━━ Provided data ━━

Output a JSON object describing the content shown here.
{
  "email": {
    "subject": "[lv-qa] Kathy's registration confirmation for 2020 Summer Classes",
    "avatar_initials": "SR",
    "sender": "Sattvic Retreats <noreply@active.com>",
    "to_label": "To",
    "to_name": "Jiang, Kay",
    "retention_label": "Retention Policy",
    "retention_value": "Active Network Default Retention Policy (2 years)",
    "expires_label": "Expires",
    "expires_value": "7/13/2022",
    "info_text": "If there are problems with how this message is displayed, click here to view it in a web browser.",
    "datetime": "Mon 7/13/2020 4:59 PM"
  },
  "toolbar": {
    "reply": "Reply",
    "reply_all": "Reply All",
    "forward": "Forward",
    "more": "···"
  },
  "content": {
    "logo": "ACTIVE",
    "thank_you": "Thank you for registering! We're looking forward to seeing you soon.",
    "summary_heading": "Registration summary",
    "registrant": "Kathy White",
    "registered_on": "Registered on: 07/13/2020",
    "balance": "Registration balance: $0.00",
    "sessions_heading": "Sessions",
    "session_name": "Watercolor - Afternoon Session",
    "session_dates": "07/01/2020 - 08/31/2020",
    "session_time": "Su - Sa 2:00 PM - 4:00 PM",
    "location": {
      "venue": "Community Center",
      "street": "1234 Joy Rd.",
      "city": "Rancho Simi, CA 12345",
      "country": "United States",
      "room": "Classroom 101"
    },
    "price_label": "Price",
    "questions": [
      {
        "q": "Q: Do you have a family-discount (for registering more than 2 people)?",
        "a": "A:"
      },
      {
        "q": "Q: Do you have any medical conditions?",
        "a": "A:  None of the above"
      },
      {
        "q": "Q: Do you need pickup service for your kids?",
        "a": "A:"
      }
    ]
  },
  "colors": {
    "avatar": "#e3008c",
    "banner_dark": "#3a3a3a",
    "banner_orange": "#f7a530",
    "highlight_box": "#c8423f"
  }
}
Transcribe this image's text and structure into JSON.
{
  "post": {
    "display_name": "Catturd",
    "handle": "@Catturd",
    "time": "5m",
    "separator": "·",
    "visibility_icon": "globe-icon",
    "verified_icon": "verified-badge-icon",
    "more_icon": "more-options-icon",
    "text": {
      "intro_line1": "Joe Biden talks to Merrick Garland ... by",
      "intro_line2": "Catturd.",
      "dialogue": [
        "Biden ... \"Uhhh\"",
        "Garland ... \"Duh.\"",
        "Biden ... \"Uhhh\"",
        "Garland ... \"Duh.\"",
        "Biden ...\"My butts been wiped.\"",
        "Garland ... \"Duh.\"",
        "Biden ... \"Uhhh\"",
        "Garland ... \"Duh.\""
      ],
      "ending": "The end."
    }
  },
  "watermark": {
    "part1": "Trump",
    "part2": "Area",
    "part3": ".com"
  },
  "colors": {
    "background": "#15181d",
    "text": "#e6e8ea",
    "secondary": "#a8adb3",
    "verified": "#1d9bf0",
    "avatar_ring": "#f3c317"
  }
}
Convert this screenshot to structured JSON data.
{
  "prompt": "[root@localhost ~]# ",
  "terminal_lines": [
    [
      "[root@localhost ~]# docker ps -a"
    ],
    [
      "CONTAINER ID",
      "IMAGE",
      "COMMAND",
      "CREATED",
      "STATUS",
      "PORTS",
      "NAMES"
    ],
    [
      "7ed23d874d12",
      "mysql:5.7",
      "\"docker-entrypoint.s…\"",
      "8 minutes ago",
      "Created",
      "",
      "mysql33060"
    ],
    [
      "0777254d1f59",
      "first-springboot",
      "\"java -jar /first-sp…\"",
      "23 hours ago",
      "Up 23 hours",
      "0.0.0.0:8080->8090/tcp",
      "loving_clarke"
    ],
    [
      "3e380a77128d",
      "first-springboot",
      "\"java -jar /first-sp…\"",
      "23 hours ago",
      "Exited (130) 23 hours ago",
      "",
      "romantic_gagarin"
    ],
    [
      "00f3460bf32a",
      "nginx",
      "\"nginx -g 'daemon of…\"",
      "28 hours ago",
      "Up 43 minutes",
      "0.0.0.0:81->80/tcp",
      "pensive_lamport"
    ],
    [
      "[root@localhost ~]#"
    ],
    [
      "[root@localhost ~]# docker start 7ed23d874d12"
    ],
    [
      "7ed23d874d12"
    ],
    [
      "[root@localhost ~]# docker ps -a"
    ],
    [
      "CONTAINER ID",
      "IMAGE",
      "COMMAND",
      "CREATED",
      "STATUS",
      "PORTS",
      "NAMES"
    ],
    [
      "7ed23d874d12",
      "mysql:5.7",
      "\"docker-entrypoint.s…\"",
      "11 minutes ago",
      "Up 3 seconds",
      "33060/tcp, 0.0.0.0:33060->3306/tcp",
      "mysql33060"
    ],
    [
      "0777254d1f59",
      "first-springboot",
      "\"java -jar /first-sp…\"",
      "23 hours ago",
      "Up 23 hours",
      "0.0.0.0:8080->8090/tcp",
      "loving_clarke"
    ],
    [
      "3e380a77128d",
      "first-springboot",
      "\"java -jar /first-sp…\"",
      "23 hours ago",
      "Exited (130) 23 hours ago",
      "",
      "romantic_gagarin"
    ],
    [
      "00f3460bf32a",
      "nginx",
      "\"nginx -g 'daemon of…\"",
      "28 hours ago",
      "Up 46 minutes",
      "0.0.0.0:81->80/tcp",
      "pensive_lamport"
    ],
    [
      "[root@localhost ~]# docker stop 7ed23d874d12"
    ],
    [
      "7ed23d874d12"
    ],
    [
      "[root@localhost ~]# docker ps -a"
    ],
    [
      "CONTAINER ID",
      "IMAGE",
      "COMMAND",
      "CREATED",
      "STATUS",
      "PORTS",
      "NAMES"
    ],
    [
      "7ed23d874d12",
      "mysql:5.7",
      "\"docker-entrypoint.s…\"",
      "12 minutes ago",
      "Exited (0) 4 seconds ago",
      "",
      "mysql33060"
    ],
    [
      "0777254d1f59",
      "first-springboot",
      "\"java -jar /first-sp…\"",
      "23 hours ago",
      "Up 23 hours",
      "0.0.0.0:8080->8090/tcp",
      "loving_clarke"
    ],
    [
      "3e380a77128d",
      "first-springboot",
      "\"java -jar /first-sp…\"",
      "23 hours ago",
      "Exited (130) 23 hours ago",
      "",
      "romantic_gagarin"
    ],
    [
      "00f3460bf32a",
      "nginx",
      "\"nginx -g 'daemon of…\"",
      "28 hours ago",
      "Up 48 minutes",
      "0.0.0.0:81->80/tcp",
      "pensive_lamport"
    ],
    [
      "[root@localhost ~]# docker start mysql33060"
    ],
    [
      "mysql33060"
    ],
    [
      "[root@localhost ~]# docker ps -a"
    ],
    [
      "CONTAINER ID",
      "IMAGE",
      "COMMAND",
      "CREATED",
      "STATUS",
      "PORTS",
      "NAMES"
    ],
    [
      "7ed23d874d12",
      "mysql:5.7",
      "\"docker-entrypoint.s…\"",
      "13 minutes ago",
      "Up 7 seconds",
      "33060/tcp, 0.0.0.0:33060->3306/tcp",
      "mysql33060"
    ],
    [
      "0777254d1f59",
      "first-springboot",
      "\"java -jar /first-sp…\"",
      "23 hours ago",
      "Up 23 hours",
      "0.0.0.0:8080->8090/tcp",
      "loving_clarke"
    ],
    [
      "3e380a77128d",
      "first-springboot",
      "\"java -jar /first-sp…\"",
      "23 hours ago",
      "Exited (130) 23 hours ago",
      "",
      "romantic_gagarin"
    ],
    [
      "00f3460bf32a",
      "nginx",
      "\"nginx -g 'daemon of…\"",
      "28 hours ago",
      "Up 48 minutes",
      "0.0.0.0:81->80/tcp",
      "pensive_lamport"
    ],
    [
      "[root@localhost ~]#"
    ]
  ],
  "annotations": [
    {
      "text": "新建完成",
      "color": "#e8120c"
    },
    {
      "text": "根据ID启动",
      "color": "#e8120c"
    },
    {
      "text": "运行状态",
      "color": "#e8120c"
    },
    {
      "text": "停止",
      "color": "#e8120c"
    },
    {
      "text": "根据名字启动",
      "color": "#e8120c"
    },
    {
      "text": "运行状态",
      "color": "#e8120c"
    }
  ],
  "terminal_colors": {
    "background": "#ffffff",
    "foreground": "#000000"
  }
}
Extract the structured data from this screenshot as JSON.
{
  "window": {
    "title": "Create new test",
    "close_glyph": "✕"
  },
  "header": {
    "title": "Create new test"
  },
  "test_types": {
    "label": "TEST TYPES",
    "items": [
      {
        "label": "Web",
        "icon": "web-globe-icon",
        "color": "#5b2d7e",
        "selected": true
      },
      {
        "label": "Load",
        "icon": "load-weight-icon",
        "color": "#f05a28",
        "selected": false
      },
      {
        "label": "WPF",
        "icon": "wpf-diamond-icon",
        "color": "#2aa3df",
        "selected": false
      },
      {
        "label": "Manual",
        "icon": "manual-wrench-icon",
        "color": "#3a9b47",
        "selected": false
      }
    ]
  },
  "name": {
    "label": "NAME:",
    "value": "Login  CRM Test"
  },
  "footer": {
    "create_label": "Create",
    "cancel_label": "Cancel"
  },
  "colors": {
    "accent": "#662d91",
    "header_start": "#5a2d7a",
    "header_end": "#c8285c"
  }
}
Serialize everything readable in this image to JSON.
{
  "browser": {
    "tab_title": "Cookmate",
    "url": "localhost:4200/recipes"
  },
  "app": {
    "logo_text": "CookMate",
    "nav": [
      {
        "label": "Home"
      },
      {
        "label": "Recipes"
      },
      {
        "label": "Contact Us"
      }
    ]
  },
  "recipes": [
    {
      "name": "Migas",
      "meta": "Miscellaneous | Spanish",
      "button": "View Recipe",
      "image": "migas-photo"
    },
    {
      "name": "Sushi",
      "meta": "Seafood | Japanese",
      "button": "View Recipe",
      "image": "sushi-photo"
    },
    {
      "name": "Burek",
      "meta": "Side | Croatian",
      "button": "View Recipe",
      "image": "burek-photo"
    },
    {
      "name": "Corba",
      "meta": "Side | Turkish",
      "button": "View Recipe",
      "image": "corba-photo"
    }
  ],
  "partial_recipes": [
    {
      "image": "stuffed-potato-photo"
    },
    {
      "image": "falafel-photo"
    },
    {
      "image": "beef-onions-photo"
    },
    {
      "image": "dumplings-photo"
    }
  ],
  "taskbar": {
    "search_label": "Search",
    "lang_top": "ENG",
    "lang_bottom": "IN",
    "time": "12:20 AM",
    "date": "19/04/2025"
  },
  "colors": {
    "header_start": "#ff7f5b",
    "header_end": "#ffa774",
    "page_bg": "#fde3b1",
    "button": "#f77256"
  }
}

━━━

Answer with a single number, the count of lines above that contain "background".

Solution to this problem
2